“The government proposes that the price on carbon pollution should start at a minimum of $10 per tonne in 2018, rising by $10 each year to $50 per tonne in 2022.”
And then the kicker.
“If neither a price nor cap-and-trade system is in place by 2018, the Government of Canada would implement a price in that jurisdiction.”
When the prime minister concluded his remarks, Stéphane Dion left his seat and walked over to shake Trudeau’s hand.
This was extremely gratifying to read as someone who attended the 2008 Liberal Convention, witnessed Stephane Dion’s victory, and became a Liberal member because of it (based a lot on his green policies and his Green Shift) and then watched Dion and his Green Shift plan mocked relentlessly, which led to his defeat.

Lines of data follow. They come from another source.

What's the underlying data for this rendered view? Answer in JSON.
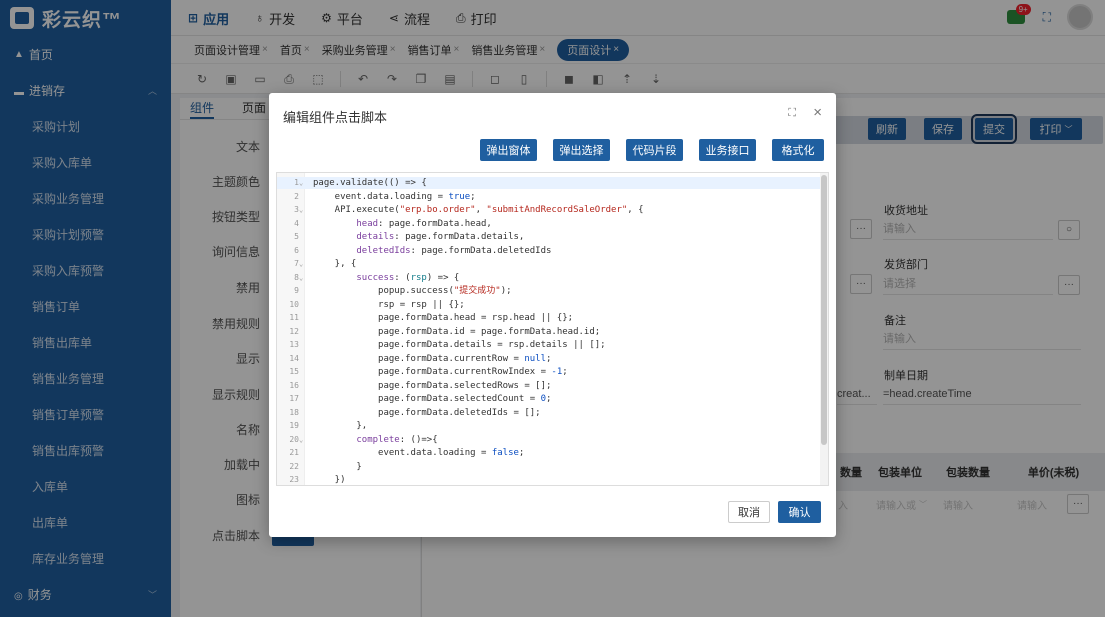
{
  "app": {
    "logo_text": "彩云织™",
    "badge": "9+"
  },
  "topnav": [
    {
      "icon": "⊞",
      "label": "应用",
      "active": true
    },
    {
      "icon": "♁",
      "label": "开发",
      "active": false
    },
    {
      "icon": "⚙",
      "label": "平台",
      "active": false
    },
    {
      "icon": "⋖",
      "label": "流程",
      "active": false
    },
    {
      "icon": "⎙",
      "label": "打印",
      "active": false
    }
  ],
  "sidebar": {
    "home": "首页",
    "group_jxc": "进销存",
    "items": [
      "采购计划",
      "采购入库单",
      "采购业务管理",
      "采购计划预警",
      "采购入库预警",
      "销售订单",
      "销售出库单",
      "销售业务管理",
      "销售订单预警",
      "销售出库预警",
      "入库单",
      "出库单",
      "库存业务管理"
    ],
    "group_finance": "财务"
  },
  "tabs": [
    {
      "label": "页面设计管理",
      "active": false
    },
    {
      "label": "首页",
      "active": false
    },
    {
      "label": "采购业务管理",
      "active": false
    },
    {
      "label": "销售订单",
      "active": false
    },
    {
      "label": "销售业务管理",
      "active": false
    },
    {
      "label": "页面设计",
      "active": true
    }
  ],
  "left_panel": {
    "tab_component": "组件",
    "tab_page": "页面",
    "props": [
      "文本",
      "主题颜色",
      "按钮类型",
      "询问信息",
      "禁用",
      "禁用规则",
      "显示",
      "显示规则",
      "名称",
      "加载中",
      "图标",
      "点击脚本"
    ]
  },
  "canvas": {
    "buttons": [
      "刷新",
      "保存",
      "提交",
      "打印"
    ],
    "fields": {
      "address_label": "收货地址",
      "address_placeholder": "请输入",
      "dept_label": "发货部门",
      "dept_placeholder": "请选择",
      "note_label": "备注",
      "note_placeholder": "请输入",
      "date_label": "制单日期",
      "date_value": "=head.createTime",
      "truncated_value": "creat..."
    },
    "grid_headers": [
      "数量",
      "包装单位",
      "包装数量",
      "单价(未税)"
    ],
    "grid_cells": [
      "入",
      "请输入或",
      "请输入",
      "请输入"
    ]
  },
  "modal": {
    "title": "编辑组件点击脚本",
    "buttons": [
      "弹出窗体",
      "弹出选择",
      "代码片段",
      "业务接口",
      "格式化"
    ],
    "cancel": "取消",
    "confirm": "确认",
    "code_lines": [
      "page.validate(() => {",
      "    event.data.loading = true;",
      "    API.execute(\"erp.bo.order\", \"submitAndRecordSaleOrder\", {",
      "        head: page.formData.head,",
      "        details: page.formData.details,",
      "        deletedIds: page.formData.deletedIds",
      "    }, {",
      "        success: (rsp) => {",
      "            popup.success(\"提交成功\");",
      "            rsp = rsp || {};",
      "            page.formData.head = rsp.head || {};",
      "            page.formData.id = page.formData.head.id;",
      "            page.formData.details = rsp.details || [];",
      "            page.formData.currentRow = null;",
      "            page.formData.currentRowIndex = -1;",
      "            page.formData.selectedRows = [];",
      "            page.formData.selectedCount = 0;",
      "            page.formData.deletedIds = [];",
      "        },",
      "        complete: ()=>{",
      "            event.data.loading = false;",
      "        }",
      "    })"
    ],
    "line_numbers": [
      "1",
      "2",
      "3",
      "4",
      "5",
      "6",
      "7",
      "8",
      "9",
      "10",
      "11",
      "12",
      "13",
      "14",
      "15",
      "16",
      "17",
      "18",
      "19",
      "20",
      "21",
      "22",
      "23"
    ]
  }
}
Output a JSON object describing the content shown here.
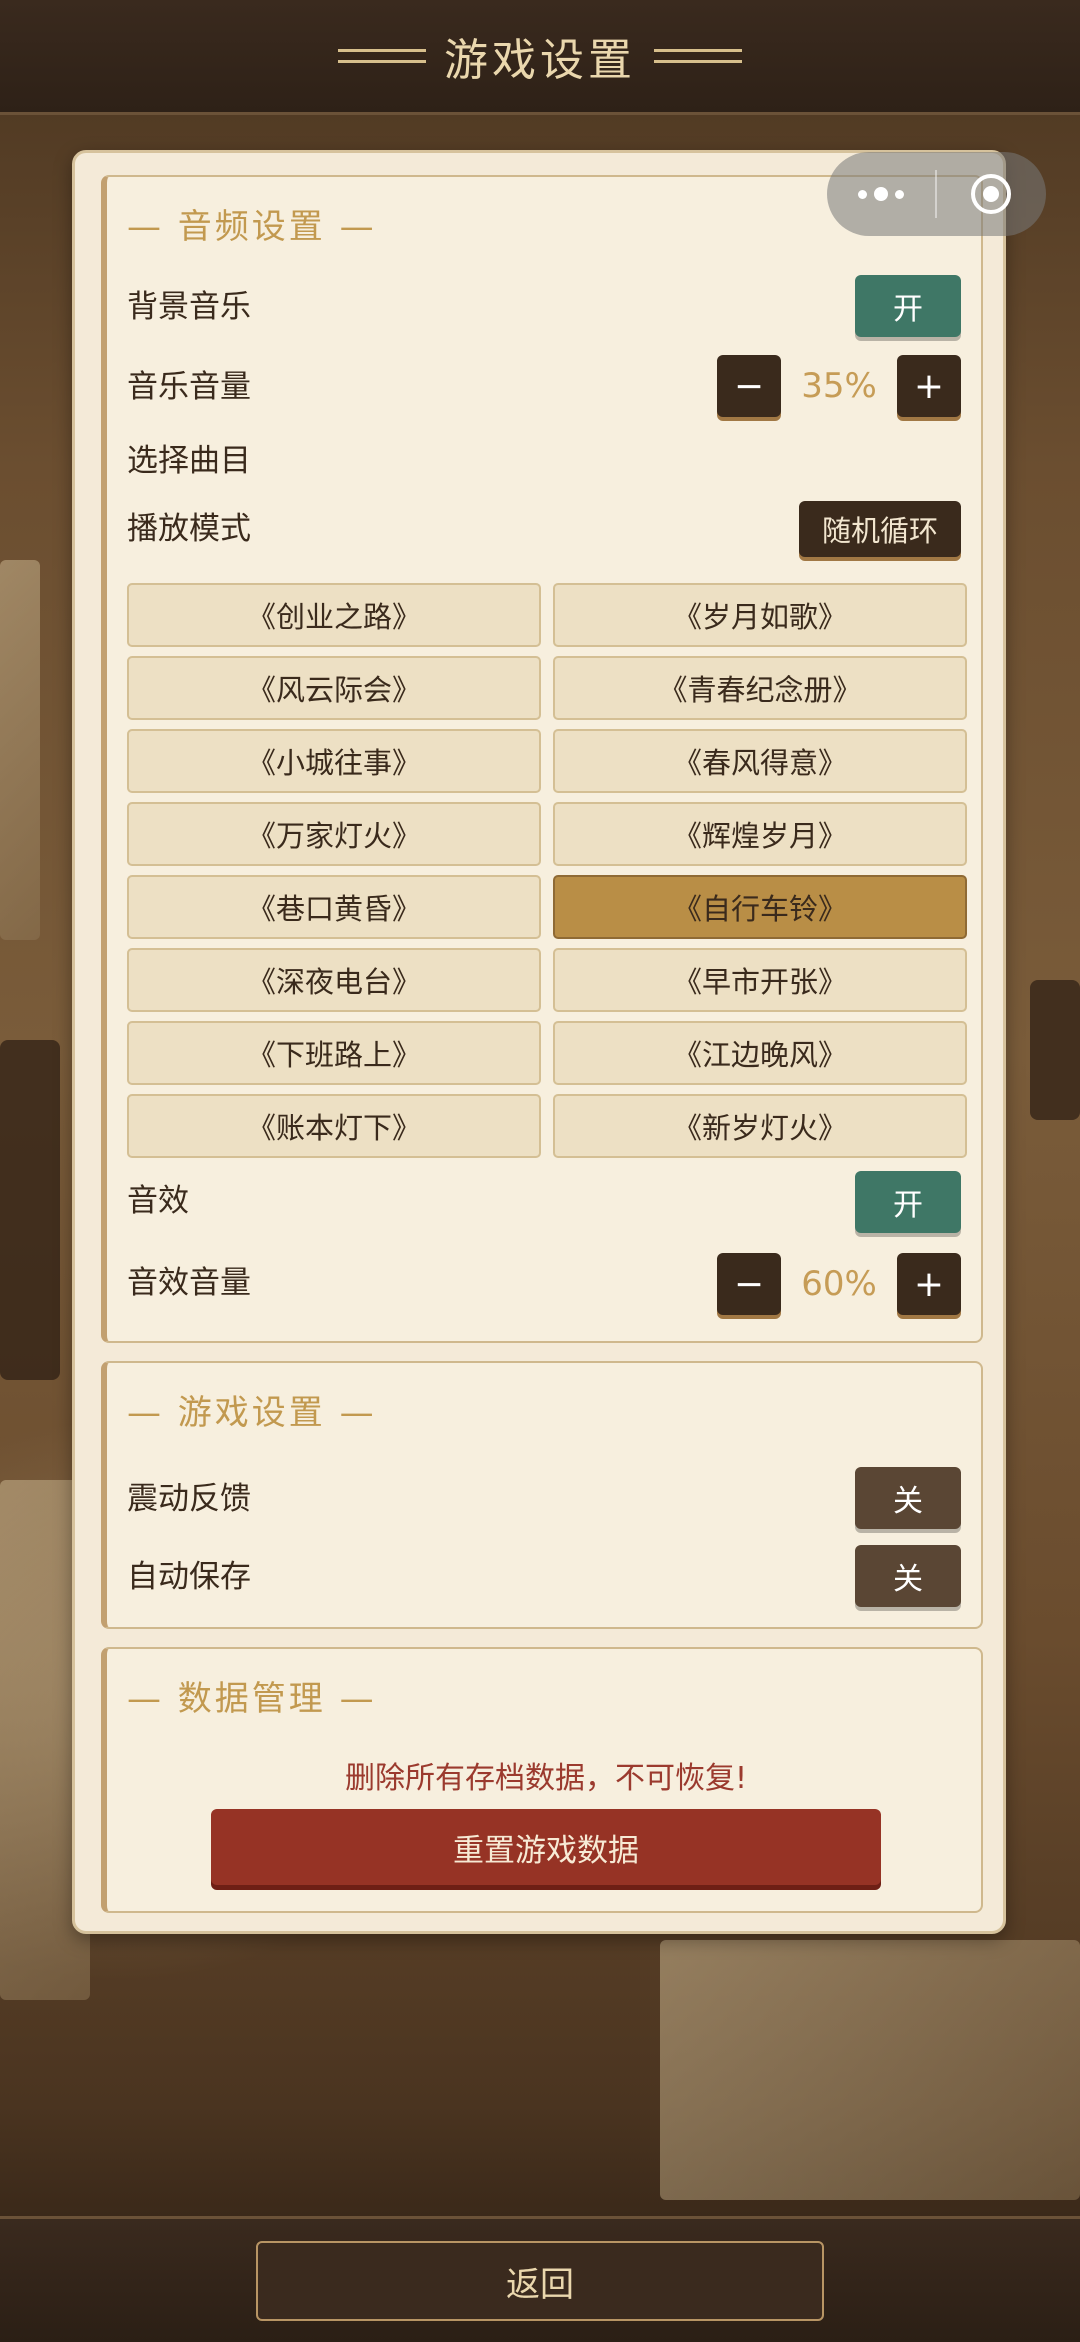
{
  "header": {
    "title": "游戏设置"
  },
  "audio": {
    "section_title": "— 音频设置 —",
    "bgm_label": "背景音乐",
    "bgm_toggle": "开",
    "music_volume_label": "音乐音量",
    "music_volume_value": "35%",
    "minus": "−",
    "plus": "+",
    "track_select_label": "选择曲目",
    "play_mode_label": "播放模式",
    "play_mode_value": "随机循环",
    "tracks": [
      {
        "name": "《创业之路》"
      },
      {
        "name": "《岁月如歌》"
      },
      {
        "name": "《风云际会》"
      },
      {
        "name": "《青春纪念册》"
      },
      {
        "name": "《小城往事》"
      },
      {
        "name": "《春风得意》"
      },
      {
        "name": "《万家灯火》"
      },
      {
        "name": "《辉煌岁月》"
      },
      {
        "name": "《巷口黄昏》"
      },
      {
        "name": "《自行车铃》",
        "selected": true
      },
      {
        "name": "《深夜电台》"
      },
      {
        "name": "《早市开张》"
      },
      {
        "name": "《下班路上》"
      },
      {
        "name": "《江边晚风》"
      },
      {
        "name": "《账本灯下》"
      },
      {
        "name": "《新岁灯火》"
      }
    ],
    "sfx_label": "音效",
    "sfx_toggle": "开",
    "sfx_volume_label": "音效音量",
    "sfx_volume_value": "60%"
  },
  "game": {
    "section_title": "— 游戏设置 —",
    "vibration_label": "震动反馈",
    "vibration_toggle": "关",
    "autosave_label": "自动保存",
    "autosave_toggle": "关"
  },
  "data_mgmt": {
    "section_title": "— 数据管理 —",
    "warning": "删除所有存档数据，不可恢复!",
    "reset_label": "重置游戏数据"
  },
  "footer": {
    "back_label": "返回"
  },
  "colors": {
    "toggle_on": "#3f7766",
    "toggle_off": "#5a4634",
    "accent_gold": "#c2994f",
    "danger": "#963325",
    "selected_track": "#b98e46"
  },
  "icons": {
    "capsule_menu": "more-dots-icon",
    "capsule_close": "target-circle-icon"
  }
}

We now have a version of that plan about to take place, and I for one applaud the Liberal government’s move in finally moving on this file. The provinces have time to come up with plans, and if they don’t, or if they are still stonewalling (as is the case with Premier Brad Wall and Saskatchewan), the federal government will do it for them. It’s not dis-similar to Obamacare, where the states were given opportunities to set up their own health care setup to comply, and if they refused or couldn’t, the US government would set up the health exchanges for them.
More needs to be done however. Elizabeth May is correct when she says that for Canada to meet our Paris Agreement goals, we must have carbon basically taxed at 200$ a ton by 2030; so 50$ a ton at 2022 is a long ways away from that. There needs to be additional pricing or other measures taken to reach that goal.
It’s a good start however, on a file long neglected.